With web interaction at its most basic, users interact with pages by clicking on links and submitting forms. This interaction initiates a dialog between the client, usually a web browser, and the server, where the client sends data and page requests to the server, and the server collects data and returns pages. Once the server delivers a page, all dialog is suspended until the client makes another request. What the user does with the page is immaterial, unless another link is clicked or another form submitted.
This type of exchange does not lend itself to the type of dynamic interaction we have grown accustomed to in software applications, in which user actions prompt immediate feedback, and feedback in context; modern spell-checking, for example, happens inline within the document rather than word by word in an auxiliary window (fig. 10.1).
An effective user interface guides users through a task, providing feedback along the way to help avoid errors, rather than having the user correct errors after completion. This type of inline guidance is difficult to accomplish using standard web technologies. Take required fields, for example. In a standard web environment, the user submits the form, then the server checks the data and, if fields are missed, returns the form to the user to complete. This transaction can occur repeatedly if the user does not locate all of the required fields before submitting.

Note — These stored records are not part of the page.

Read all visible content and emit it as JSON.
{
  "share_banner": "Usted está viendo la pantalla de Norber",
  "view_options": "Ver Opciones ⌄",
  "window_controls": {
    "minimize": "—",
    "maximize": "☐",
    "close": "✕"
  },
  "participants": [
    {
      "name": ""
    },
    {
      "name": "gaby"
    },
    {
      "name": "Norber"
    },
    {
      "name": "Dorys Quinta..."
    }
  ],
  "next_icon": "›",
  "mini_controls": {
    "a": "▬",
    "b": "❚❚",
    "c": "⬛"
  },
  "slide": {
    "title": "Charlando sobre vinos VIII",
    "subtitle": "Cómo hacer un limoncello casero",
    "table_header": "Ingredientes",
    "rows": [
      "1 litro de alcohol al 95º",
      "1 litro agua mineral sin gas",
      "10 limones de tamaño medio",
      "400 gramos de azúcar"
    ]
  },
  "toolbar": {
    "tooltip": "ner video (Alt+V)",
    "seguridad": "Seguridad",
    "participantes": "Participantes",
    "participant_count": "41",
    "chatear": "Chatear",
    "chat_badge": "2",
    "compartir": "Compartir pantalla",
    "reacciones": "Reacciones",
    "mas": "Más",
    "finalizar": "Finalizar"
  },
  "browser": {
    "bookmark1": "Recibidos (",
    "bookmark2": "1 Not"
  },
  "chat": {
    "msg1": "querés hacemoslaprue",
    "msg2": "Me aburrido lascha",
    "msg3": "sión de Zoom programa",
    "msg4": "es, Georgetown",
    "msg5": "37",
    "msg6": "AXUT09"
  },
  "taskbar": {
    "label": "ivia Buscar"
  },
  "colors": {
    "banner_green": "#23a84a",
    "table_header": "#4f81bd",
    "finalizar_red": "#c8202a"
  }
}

With a more dynamic interface, the form fields are validated as they are completed, and the submit button is active only when all the fields are complete (fig. 10.2).
Although client-side scripting offers many benefits to interaction, it cannot be relied on exclusively to provide necessary interaction. For universal usability, a web application that makes use of client-side scripting must also function when these technologies are unavailable or disabled.
When we moved from text-based web pages to graphical web pages in the early days of the web, we improved usability but sacrificed universal usability. Because text is machine-readable, it can be accessed by a wide range of users and devices. Graphics are not machine-readable, and a page that employs graphics and complex layouts is harder to make accessible. Now we are seeing a similar trend with interaction, as we move from simple links and forms to complex and dynamic interfaces. Although these interfaces can be much more usable and efficient, they are also more difficult to make accessible to all users. Users of screen readers may not know when dynamic content has loaded onto the page. Keyboard users may not be able to work interface widgets. Some “thin” clients, such as pdas and cell phones, do not have horsepower to run these technologies. And html and other W3C technologies are designed to support accessible designs, with such features as text equivalents and fallbacks, whereas many of the add-on technologies were not designed with accessibility in mind.
The good news is that the W3C is working to create standards to support the development of interfaces that are both dynamic and accessible. The aria (Accessible Rich Internet Applications) initiative is developing a specification for marking up application interfaces in such a way that clients of all kinds—from standard browsers to screen magnifiers to screen readers—can help users access and manipulate dynamic interface elements. Developments such as aria and Adobe’s work to make accessible Flash, along with the ongoing work on html and xhtml, will produce tools that we can use to build accessible dynamic interfaces. In the meantime, we have standard tools at the ready that will allow us to create accessible and effective web applications.